What are the benefits of sharing information?
By sharing data securely and effectively we will:
- Provide better quality and more streamlined services
- Ensure that public money is not wasted
- Avoid having to ask for money back which has been paid incorrectly
- Provide a better a way of life
You will always have the right to opt out of any data sharing initiatives where no statutory requirement eixsts – but do remember this is only for the purpose of improving our services to you.
Your personal data will not be used for any sale or marketing purposes and we will not pass your information onto third parties unless we have your consent to do so or we are required by law to do so e.g. fraud or crime purposes.
How do you ensure the security of personal data?
Sport Northern Ireland takes the security of its personal data very serious.
Sport Northern Ireland has security procedures and an Information Security Policy to ensure we protect our manual and electronic data from accidental loss or misuse. We only permit access to information with there is a legitimate reason to do so.
What if the data you hold about me is incorrect?
It is important to us that the data we hold about you is accurate and up to date.

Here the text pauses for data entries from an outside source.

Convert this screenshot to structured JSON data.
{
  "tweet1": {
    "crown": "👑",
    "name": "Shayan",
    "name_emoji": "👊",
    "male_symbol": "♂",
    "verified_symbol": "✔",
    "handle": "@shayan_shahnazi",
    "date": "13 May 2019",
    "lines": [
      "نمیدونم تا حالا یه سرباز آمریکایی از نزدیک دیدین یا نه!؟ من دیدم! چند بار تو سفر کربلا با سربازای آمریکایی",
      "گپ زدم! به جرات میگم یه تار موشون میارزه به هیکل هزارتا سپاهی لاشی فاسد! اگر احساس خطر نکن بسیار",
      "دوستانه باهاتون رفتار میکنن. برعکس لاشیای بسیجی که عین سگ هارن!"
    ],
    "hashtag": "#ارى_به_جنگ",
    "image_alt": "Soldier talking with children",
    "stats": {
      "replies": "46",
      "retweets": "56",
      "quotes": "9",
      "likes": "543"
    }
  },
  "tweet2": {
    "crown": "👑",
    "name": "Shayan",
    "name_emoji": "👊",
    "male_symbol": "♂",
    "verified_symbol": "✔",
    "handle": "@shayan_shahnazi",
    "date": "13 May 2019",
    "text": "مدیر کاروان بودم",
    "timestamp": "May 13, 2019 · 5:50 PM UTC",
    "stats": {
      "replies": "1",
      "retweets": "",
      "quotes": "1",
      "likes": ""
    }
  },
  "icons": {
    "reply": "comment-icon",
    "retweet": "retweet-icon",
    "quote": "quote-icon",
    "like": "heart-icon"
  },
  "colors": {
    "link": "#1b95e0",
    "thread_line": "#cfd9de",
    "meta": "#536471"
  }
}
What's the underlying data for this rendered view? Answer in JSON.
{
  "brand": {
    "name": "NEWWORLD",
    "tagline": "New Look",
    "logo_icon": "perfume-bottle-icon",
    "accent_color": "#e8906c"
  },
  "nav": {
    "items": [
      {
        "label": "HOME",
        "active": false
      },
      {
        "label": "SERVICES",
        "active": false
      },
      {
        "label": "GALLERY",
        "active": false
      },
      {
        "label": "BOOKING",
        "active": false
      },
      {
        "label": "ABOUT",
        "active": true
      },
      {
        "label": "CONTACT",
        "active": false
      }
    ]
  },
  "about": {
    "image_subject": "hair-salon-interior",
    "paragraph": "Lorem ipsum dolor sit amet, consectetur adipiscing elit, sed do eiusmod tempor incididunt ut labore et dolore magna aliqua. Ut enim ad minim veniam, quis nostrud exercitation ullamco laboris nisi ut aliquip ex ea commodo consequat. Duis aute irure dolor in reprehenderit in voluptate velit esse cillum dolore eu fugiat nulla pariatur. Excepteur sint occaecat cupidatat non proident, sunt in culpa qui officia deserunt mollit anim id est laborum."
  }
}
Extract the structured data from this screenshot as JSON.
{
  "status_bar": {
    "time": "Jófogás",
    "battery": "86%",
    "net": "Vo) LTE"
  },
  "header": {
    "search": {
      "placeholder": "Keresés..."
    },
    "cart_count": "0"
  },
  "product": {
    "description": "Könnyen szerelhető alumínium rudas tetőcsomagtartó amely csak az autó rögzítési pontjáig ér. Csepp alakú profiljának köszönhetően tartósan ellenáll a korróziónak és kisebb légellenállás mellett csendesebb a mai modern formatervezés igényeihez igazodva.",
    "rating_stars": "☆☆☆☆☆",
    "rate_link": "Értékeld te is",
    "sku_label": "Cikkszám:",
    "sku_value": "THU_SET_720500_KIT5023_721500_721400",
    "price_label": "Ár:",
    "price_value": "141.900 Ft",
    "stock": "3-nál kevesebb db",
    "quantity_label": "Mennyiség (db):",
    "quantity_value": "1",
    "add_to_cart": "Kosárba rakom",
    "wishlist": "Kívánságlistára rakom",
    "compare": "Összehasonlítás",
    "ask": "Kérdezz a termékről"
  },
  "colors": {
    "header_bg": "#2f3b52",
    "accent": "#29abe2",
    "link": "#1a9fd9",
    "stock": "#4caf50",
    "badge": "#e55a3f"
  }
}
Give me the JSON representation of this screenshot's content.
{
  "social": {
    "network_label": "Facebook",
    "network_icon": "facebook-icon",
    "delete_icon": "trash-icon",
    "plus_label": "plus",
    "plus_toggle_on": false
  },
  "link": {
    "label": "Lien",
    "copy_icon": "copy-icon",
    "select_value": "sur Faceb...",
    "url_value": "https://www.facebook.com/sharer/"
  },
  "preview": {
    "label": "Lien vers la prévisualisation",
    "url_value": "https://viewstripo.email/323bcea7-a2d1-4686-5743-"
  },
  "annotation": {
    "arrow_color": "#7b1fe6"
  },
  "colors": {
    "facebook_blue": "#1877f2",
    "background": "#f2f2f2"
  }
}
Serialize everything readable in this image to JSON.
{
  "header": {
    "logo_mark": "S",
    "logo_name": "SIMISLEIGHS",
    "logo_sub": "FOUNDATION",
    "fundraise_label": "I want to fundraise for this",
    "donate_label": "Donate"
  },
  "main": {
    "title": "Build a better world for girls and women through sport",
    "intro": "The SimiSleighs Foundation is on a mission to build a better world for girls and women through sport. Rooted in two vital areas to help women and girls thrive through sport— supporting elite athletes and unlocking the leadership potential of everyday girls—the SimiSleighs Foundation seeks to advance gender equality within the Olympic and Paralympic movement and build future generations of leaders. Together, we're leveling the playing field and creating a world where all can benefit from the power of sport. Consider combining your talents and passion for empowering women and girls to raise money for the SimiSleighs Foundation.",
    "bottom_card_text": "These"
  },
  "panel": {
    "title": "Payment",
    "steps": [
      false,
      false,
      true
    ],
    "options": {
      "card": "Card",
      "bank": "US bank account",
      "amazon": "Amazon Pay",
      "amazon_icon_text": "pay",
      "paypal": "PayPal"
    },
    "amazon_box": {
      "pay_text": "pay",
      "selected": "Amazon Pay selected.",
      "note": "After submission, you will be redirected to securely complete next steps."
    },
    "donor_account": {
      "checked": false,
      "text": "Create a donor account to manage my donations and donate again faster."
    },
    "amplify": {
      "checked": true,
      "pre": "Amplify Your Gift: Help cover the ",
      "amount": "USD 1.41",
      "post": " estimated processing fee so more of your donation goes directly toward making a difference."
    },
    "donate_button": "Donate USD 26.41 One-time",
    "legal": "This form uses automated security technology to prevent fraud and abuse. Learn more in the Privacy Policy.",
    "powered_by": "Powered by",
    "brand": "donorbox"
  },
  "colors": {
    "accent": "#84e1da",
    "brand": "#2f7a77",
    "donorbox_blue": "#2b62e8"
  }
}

If you are moving house or changing your name please contact Sport Northern Ireland immediately so we can update our records.
How long will my data be held?
In some instances the law sets the length of time information has to be kept, but in most cases Sport Northern Ireland will use its discretion to ensure that we do not keep records outside of our normal business requirements – i.e. providing a service to you. Your information will be only held for as long as necessary and will be disposed of in a secure manner when it is no longer needed.
Sport Northern Ireland applies minimum retention periods to specific records, which are specified in its retention guidelines.
Can I find out what information is held on me?
You can submit a data subject access request to see what information we hold about you. All we ask is that you write to us (email and fax included) at the following address below and clearly specify the information you require.
All subject access requests require proof of ID and a £10 fee to cover all photocopying and postage costs. (The fee is waived if you have been in care and the Council is regarded as the legal guardian).
Cheques must be payable Sport Northern Ireland. Once the cheque has cleared your response will be dealt within the statutory 40 calendar period.
Am I entitled to all the information that is held about me?
Data subject access requests are subjected to the exemptions of the Data Protection Act 1998.
In some limited cases we may have to redact names or withhold information where it relates to:
- A third party or where the information has been provided in confidence
- The prevention and detection of fraud
- The catching or prosecution of offenders
- The assessment and collect of taxes and duties
- The ways benefit fraud is detected or prevented
- The health and safety of council staff
- Where the disclosure of medical opinions may cause distress or serious harm to a person